--- The data Enclosed Below ---
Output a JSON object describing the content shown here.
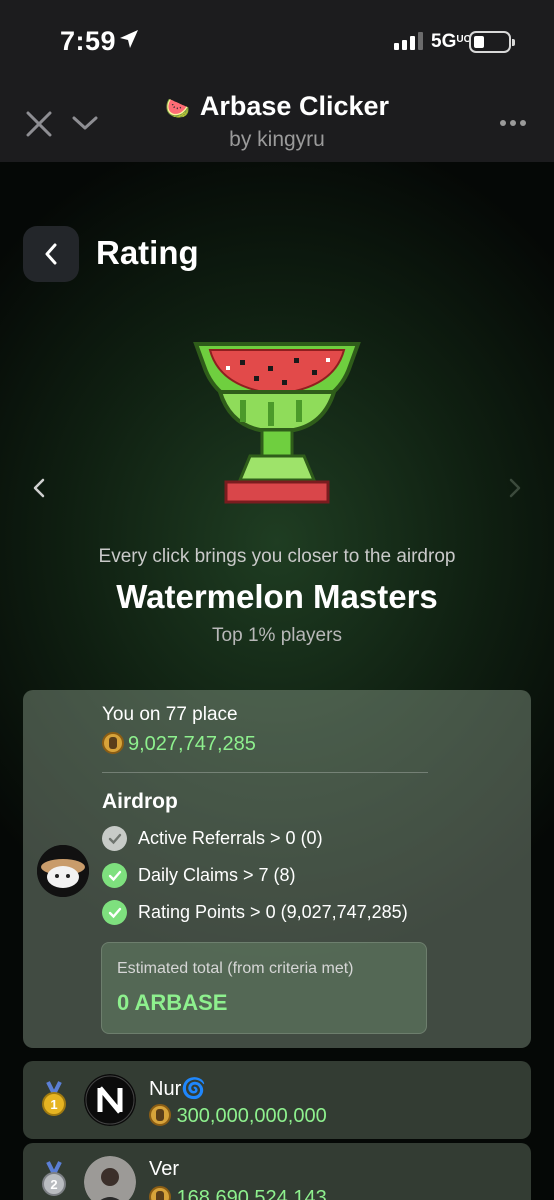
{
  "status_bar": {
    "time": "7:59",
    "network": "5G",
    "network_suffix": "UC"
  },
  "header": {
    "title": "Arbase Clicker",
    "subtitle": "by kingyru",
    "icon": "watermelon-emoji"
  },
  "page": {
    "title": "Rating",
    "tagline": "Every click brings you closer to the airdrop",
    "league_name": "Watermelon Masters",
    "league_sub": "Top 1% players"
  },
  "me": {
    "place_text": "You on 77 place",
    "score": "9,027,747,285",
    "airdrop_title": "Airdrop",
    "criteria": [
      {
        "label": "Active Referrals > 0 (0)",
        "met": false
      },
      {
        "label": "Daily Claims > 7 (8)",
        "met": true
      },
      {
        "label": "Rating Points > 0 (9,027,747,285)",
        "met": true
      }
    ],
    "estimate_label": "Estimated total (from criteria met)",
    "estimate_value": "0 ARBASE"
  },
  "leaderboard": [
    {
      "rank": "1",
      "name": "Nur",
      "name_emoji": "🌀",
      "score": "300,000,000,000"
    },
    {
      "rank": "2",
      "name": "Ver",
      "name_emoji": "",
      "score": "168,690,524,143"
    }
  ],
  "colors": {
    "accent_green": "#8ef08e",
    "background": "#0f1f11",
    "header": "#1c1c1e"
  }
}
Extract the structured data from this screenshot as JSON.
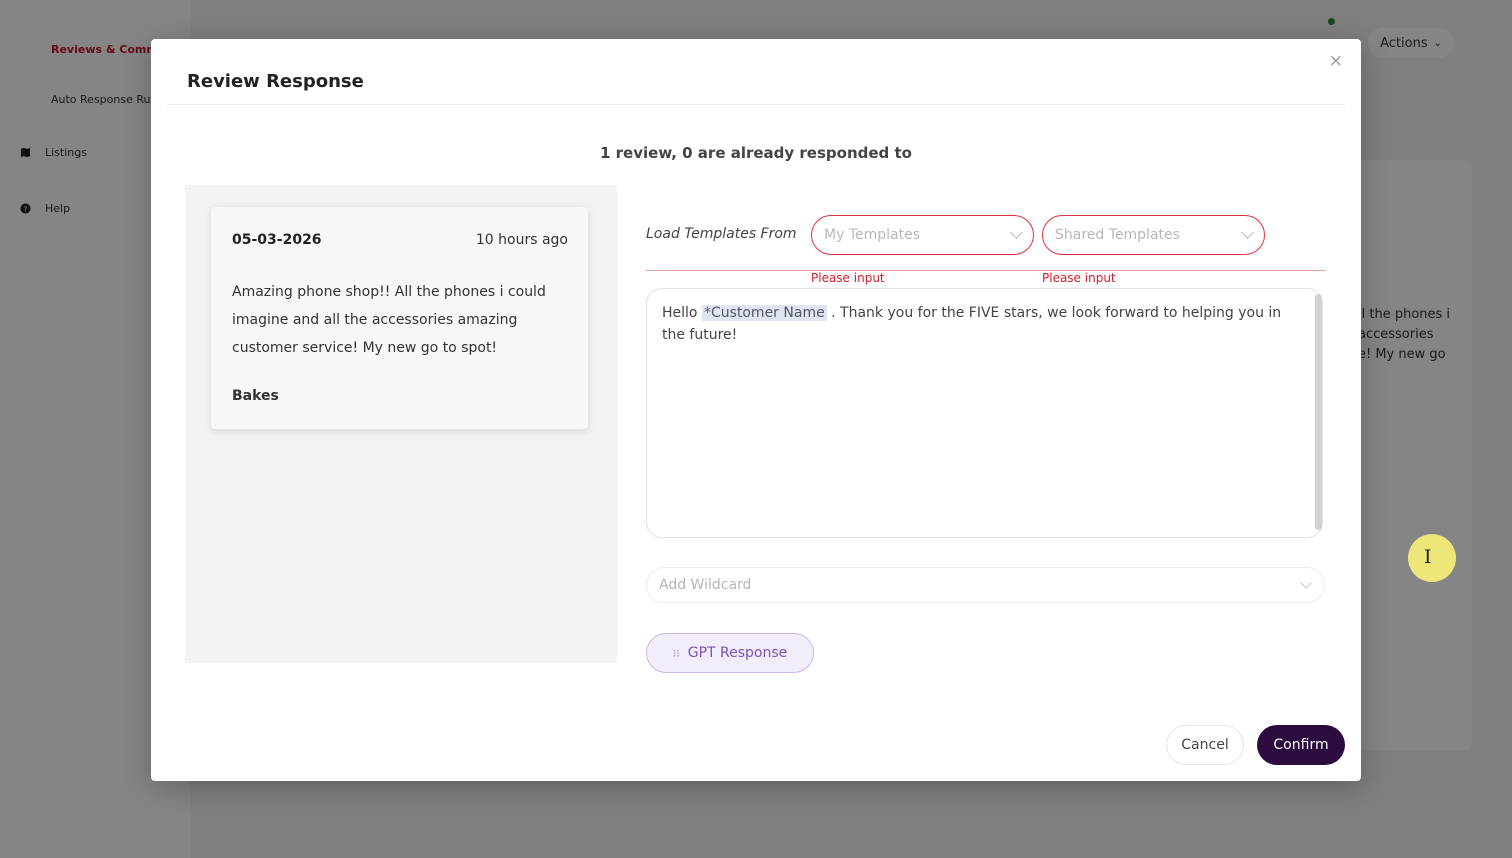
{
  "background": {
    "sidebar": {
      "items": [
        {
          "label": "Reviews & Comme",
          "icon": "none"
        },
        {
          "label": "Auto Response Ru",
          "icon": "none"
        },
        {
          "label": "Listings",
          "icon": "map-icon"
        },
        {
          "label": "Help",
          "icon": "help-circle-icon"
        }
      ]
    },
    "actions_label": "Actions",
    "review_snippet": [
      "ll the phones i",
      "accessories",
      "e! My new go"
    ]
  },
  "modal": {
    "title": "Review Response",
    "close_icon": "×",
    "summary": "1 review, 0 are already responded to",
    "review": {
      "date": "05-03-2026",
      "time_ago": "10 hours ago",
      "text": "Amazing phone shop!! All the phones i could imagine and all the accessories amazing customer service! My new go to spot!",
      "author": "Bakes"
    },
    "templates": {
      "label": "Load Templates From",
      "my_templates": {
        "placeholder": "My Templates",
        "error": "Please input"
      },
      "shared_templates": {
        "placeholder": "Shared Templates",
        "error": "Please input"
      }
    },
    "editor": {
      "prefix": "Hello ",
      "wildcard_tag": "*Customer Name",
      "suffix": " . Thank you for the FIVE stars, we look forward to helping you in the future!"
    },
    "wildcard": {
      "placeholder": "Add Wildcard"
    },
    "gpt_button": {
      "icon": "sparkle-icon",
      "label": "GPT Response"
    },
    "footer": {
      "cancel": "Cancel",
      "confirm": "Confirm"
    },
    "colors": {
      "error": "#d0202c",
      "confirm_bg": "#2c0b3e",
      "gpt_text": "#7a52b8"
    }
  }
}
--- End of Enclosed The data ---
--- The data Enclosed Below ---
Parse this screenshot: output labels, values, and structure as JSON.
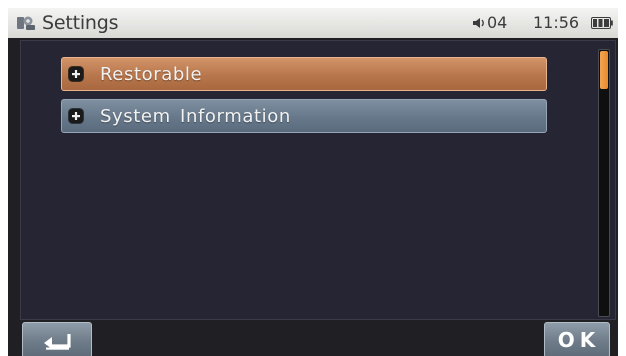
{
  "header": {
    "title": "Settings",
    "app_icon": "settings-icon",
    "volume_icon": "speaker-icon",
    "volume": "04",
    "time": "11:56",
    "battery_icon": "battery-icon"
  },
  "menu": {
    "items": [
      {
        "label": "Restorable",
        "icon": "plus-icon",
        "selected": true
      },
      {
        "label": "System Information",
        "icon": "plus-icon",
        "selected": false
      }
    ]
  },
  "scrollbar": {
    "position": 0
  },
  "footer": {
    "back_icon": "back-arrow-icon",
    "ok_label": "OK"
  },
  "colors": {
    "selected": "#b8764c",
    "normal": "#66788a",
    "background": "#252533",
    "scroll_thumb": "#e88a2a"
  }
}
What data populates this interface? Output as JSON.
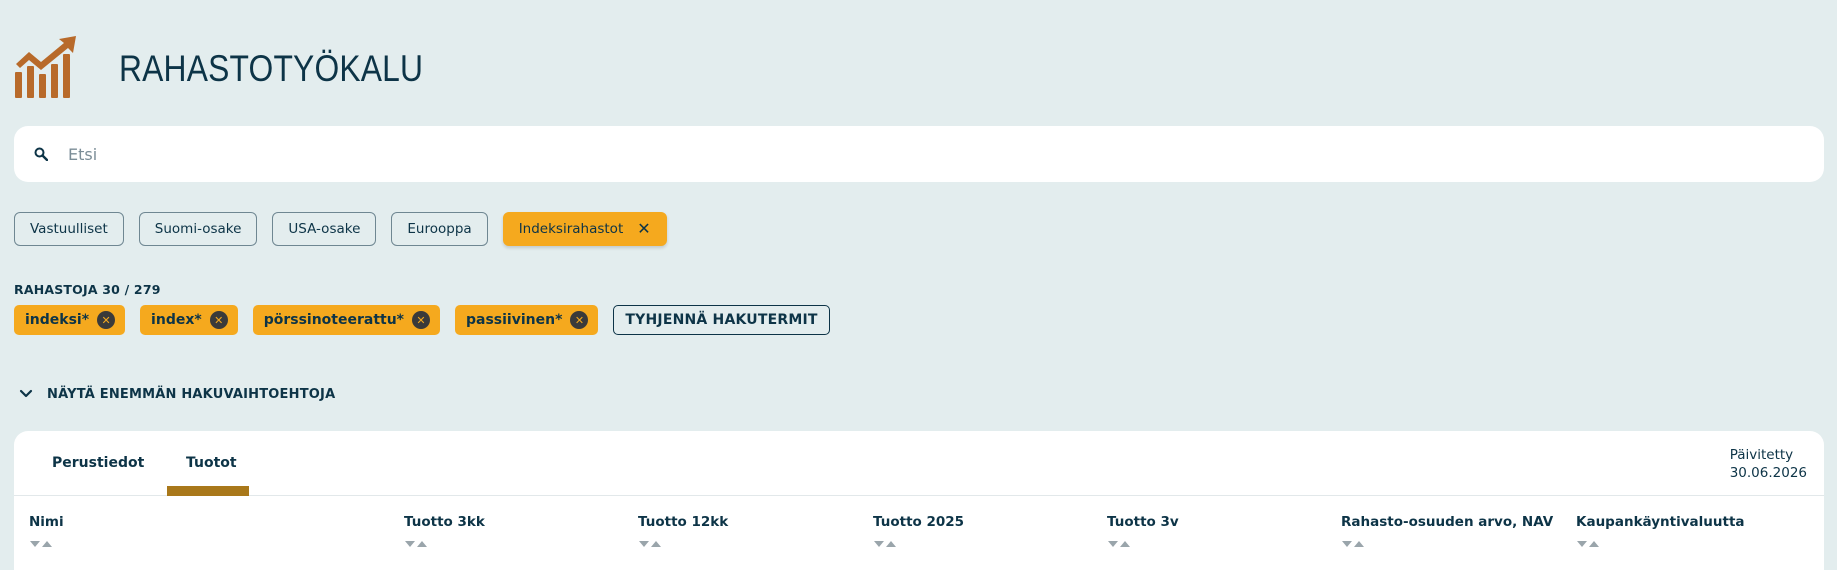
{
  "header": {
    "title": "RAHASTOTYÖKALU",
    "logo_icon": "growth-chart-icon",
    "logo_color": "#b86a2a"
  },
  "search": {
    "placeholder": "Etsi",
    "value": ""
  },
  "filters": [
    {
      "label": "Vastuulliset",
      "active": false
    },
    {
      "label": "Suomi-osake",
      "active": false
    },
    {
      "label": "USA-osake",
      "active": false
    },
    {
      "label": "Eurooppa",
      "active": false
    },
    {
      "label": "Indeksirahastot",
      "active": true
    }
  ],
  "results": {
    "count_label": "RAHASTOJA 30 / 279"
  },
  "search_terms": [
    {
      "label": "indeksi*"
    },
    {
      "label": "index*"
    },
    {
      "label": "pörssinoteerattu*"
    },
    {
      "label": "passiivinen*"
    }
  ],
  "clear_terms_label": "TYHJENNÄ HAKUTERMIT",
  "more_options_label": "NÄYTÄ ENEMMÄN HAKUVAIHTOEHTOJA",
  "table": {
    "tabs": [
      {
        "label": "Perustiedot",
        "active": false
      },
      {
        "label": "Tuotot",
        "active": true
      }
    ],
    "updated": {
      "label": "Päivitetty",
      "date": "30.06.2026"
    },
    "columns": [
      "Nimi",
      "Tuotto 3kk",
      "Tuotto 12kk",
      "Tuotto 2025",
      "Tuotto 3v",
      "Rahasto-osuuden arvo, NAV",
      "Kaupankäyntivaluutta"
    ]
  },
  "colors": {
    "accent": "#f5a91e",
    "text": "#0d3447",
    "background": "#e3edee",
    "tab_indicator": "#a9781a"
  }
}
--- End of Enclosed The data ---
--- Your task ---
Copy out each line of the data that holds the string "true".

--- Answer below ---
        "met": true
        "met": true
        "selected": true
      "active": true
        "active": true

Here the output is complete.